App and web page records

=== Begin Enclosure ===

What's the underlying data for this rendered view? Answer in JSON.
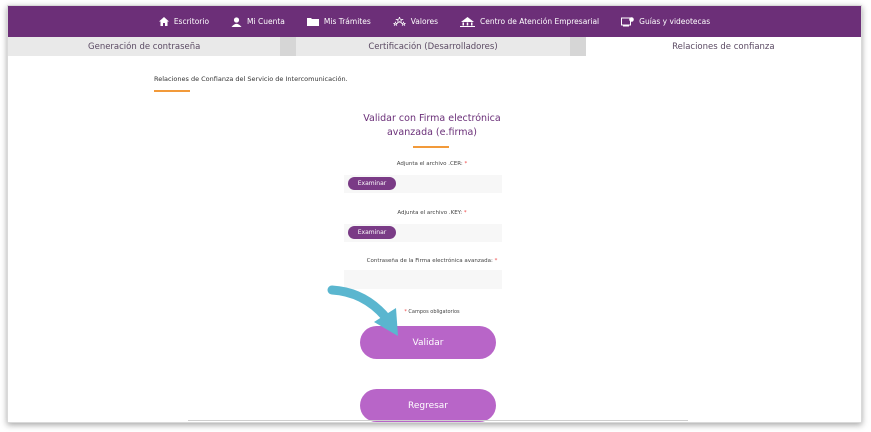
{
  "nav": {
    "items": [
      {
        "label": "Escritorio",
        "icon": "home-icon"
      },
      {
        "label": "Mi Cuenta",
        "icon": "user-icon"
      },
      {
        "label": "Mis Trámites",
        "icon": "folder-icon"
      },
      {
        "label": "Valores",
        "icon": "stars-icon"
      },
      {
        "label": "Centro de Atención Empresarial",
        "icon": "building-icon"
      },
      {
        "label": "Guías y videotecas",
        "icon": "video-icon"
      }
    ]
  },
  "tabs": [
    {
      "label": "Generación de contraseña"
    },
    {
      "label": "Certificación (Desarrolladores)"
    },
    {
      "label": "Relaciones de confianza"
    }
  ],
  "intro": {
    "text": "Relaciones de Confianza del Servicio de Intercomunicación."
  },
  "form": {
    "title": "Validar con Firma electrónica avanzada (e.firma)",
    "cer_label": "Adjunta el archivo .CER:",
    "key_label": "Adjunta el archivo .KEY:",
    "password_label": "Contraseña de la Firma electrónica avanzada:",
    "required_mark": "*",
    "browse_label": "Examinar",
    "required_note": "Campos obligatorios",
    "validate_label": "Validar",
    "back_label": "Regresar"
  },
  "colors": {
    "nav_bg": "#6c2f78",
    "accent": "#f29a3a",
    "button": "#b865c8",
    "arrow": "#5ab6cf"
  }
}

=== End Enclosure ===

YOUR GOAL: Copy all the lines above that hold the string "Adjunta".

THE COMPLETED TASK:
    "cer_label": "Adjunta el archivo .CER:",
    "key_label": "Adjunta el archivo .KEY:",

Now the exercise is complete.